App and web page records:
>>>>>
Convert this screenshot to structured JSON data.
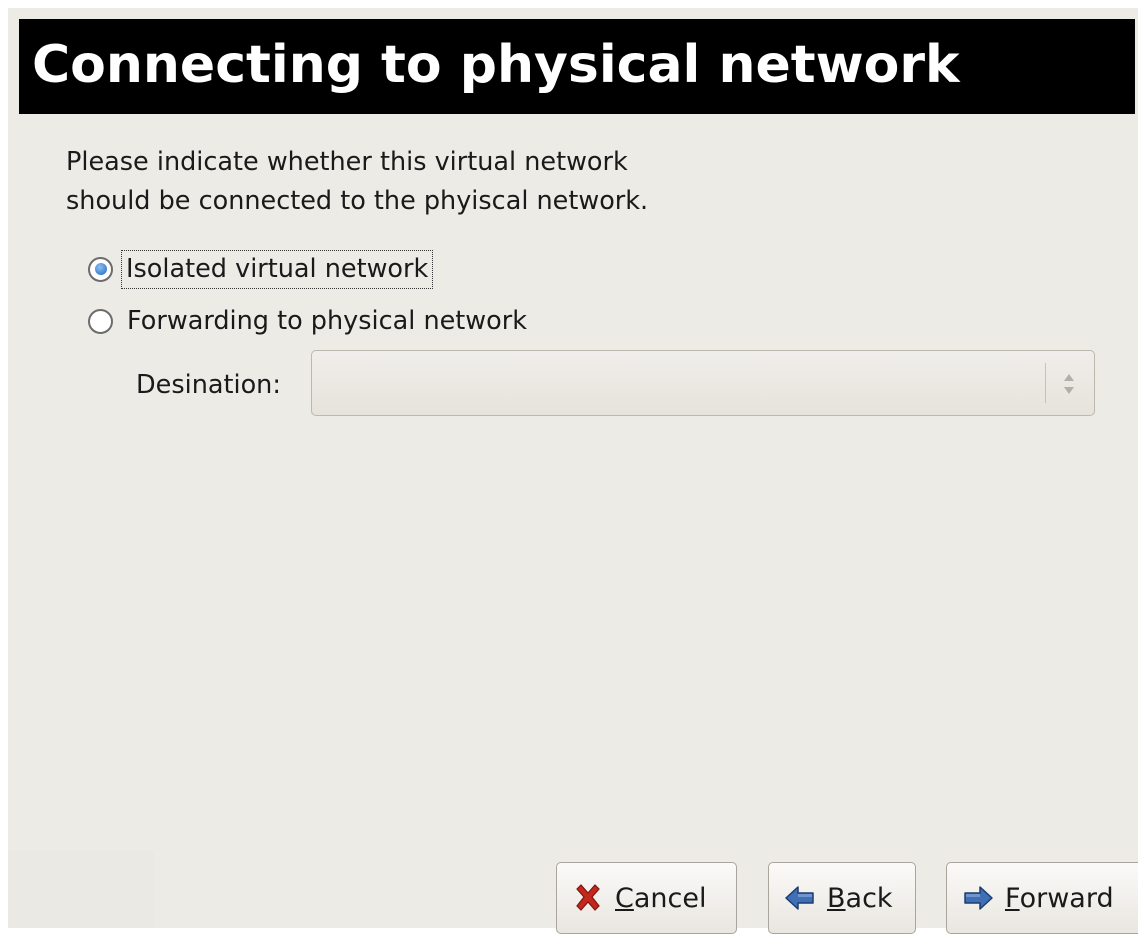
{
  "title": "Connecting to physical network",
  "intro": {
    "line1": "Please indicate whether this virtual network",
    "line2": "should be connected to the phyiscal network."
  },
  "options": {
    "isolated": {
      "label": "Isolated virtual network",
      "checked": true
    },
    "forwarding": {
      "label": "Forwarding to physical network",
      "checked": false
    }
  },
  "destination": {
    "label": "Desination:",
    "value": ""
  },
  "buttons": {
    "cancel": {
      "mnemonic": "C",
      "rest": "ancel",
      "icon": "cancel-x-icon"
    },
    "back": {
      "mnemonic": "B",
      "rest": "ack",
      "icon": "back-arrow-icon"
    },
    "forward": {
      "mnemonic": "F",
      "rest": "orward",
      "icon": "forward-arrow-icon"
    }
  },
  "colors": {
    "title_bg": "#000000",
    "title_fg": "#ffffff",
    "window_bg": "#edebe6",
    "radio_accent": "#3d82d2",
    "cancel_red": "#c4281c",
    "arrow_blue": "#3f6fb5"
  }
}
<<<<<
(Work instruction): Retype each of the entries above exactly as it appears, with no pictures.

(Output of the task):
Convert this screenshot to structured JSON data.
{
  "title": "Connecting to physical network",
  "intro": {
    "line1": "Please indicate whether this virtual network",
    "line2": "should be connected to the phyiscal network."
  },
  "options": {
    "isolated": {
      "label": "Isolated virtual network",
      "checked": true
    },
    "forwarding": {
      "label": "Forwarding to physical network",
      "checked": false
    }
  },
  "destination": {
    "label": "Desination:",
    "value": ""
  },
  "buttons": {
    "cancel": {
      "mnemonic": "C",
      "rest": "ancel",
      "icon": "cancel-x-icon"
    },
    "back": {
      "mnemonic": "B",
      "rest": "ack",
      "icon": "back-arrow-icon"
    },
    "forward": {
      "mnemonic": "F",
      "rest": "orward",
      "icon": "forward-arrow-icon"
    }
  },
  "colors": {
    "title_bg": "#000000",
    "title_fg": "#ffffff",
    "window_bg": "#edebe6",
    "radio_accent": "#3d82d2",
    "cancel_red": "#c4281c",
    "arrow_blue": "#3f6fb5"
  }
}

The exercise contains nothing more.